The reporters made respectful sounds. Chiram relaxed a trifle. “Estimates of the circumference run in the neighborhood of ten to a hundred billion light years. We plan to set out from Earth, assume a course almost any course. After a sufficient period of flying, at a sufficiently high speed, we hope to return from the opposite direction.”
Dead ahead lay the great wheeling galaxy. It grew huge, its arms of glowing stars spread open to embrace the ship. Chiram relaxed the field. The striations of space gripped at their atoms, the ship slowed like a bullet shot into water.
Jay turned his back to the cabin, wrote in his journal. He wrote copiously pages of introspection, fragments of quick-scribbled poetry, which he often returned to, copied, revised. He kept statistical charts: the detailed study of Chiram’s pacing, his average number of steps per square foot of deck, the pattern behind Julius’ menus. He carefully noted his dreams and spent hours trying to trace their genesis from his past. He wrote careful and elaborate excoriations of Chiram “for the record” he told himself and equally cogent self-justifications. He made interminable lists places he had visited, girl-friends, books, colors, songs. He sketched Chiram, Julius, Bob Galt time and time again.

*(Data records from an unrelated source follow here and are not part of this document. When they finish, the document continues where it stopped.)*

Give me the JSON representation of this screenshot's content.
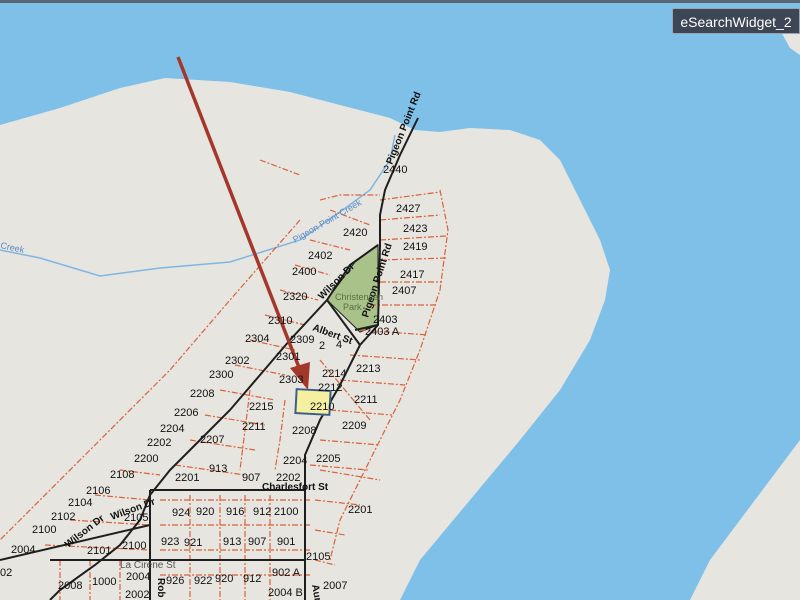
{
  "widget": {
    "label": "eSearchWidget_2"
  },
  "colors": {
    "water": "#7fc0e8",
    "land": "#e7e5e0",
    "parcel": "#d9623a",
    "road": "#1e1e1e",
    "park": "#a9c28a",
    "selected": "#f5f0a0",
    "arrow": "#a3382a"
  },
  "roads": {
    "pigeon_point_rd_north": "Pigeon Point Rd",
    "pigeon_point_rd_south": "Pigeon Point Rd",
    "wilson_dr_north": "Wilson Dr",
    "wilson_dr_south": "Wilson Dr",
    "wilson_dr_west": "Wilson Dr",
    "albert_st": "Albert St",
    "charlesfort_st": "Charlesfort St",
    "la_cirene_st": "La Cirene St",
    "robin": "Rob",
    "aur": "Aur"
  },
  "water_labels": {
    "creek": "Pigeon Point Creek",
    "creek_west": "Creek"
  },
  "park": {
    "line1": "Christensen",
    "line2": "Park"
  },
  "parcels": [
    {
      "n": "2440"
    },
    {
      "n": "2427"
    },
    {
      "n": "2423"
    },
    {
      "n": "2420"
    },
    {
      "n": "2419"
    },
    {
      "n": "2402"
    },
    {
      "n": "2400"
    },
    {
      "n": "2417"
    },
    {
      "n": "2407"
    },
    {
      "n": "2320"
    },
    {
      "n": "2403"
    },
    {
      "n": "2403 A"
    },
    {
      "n": "2310"
    },
    {
      "n": "2309"
    },
    {
      "n": "2304"
    },
    {
      "n": "2"
    },
    {
      "n": "4"
    },
    {
      "n": "2302"
    },
    {
      "n": "2301"
    },
    {
      "n": "2213"
    },
    {
      "n": "2300"
    },
    {
      "n": "2214"
    },
    {
      "n": "2303"
    },
    {
      "n": "2212"
    },
    {
      "n": "2208"
    },
    {
      "n": "2211"
    },
    {
      "n": "2215"
    },
    {
      "n": "2210"
    },
    {
      "n": "2206"
    },
    {
      "n": "2209"
    },
    {
      "n": "2204"
    },
    {
      "n": "2211"
    },
    {
      "n": "2208"
    },
    {
      "n": "2202"
    },
    {
      "n": "2207"
    },
    {
      "n": "2200"
    },
    {
      "n": "2205"
    },
    {
      "n": "2204"
    },
    {
      "n": "913"
    },
    {
      "n": "2108"
    },
    {
      "n": "2201"
    },
    {
      "n": "907"
    },
    {
      "n": "2202"
    },
    {
      "n": "2106"
    },
    {
      "n": "2104"
    },
    {
      "n": "2102"
    },
    {
      "n": "2105"
    },
    {
      "n": "924"
    },
    {
      "n": "920"
    },
    {
      "n": "916"
    },
    {
      "n": "912"
    },
    {
      "n": "2100"
    },
    {
      "n": "2201"
    },
    {
      "n": "2100"
    },
    {
      "n": "2004"
    },
    {
      "n": "2101"
    },
    {
      "n": "2100"
    },
    {
      "n": "923"
    },
    {
      "n": "921"
    },
    {
      "n": "913"
    },
    {
      "n": "907"
    },
    {
      "n": "901"
    },
    {
      "n": "2105"
    },
    {
      "n": "2004"
    },
    {
      "n": "902 A"
    },
    {
      "n": "02"
    },
    {
      "n": "2008"
    },
    {
      "n": "1000"
    },
    {
      "n": "926"
    },
    {
      "n": "922"
    },
    {
      "n": "920"
    },
    {
      "n": "912"
    },
    {
      "n": "2007"
    },
    {
      "n": "2002"
    },
    {
      "n": "2004 B"
    }
  ]
}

Jay washed, shaved. Freedom was a luxury. This was living again if it were nothing but eat, sleep, look out into darkness. This was life: it would be like this the rest of his life...Curious existence. It seemed natural, sensible. Earth was a trifling recollection, a scene remembered from childhood.

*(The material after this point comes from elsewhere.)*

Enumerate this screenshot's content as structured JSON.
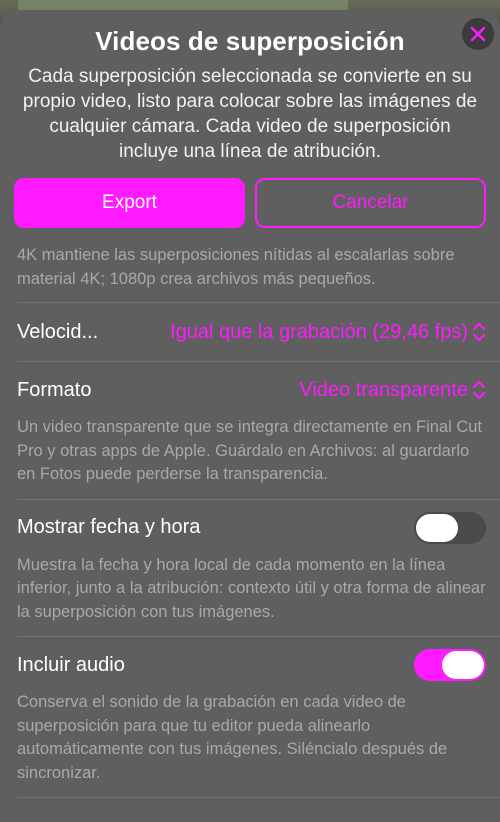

Republished in Sail 25 and other stories, Spatterlight 2012.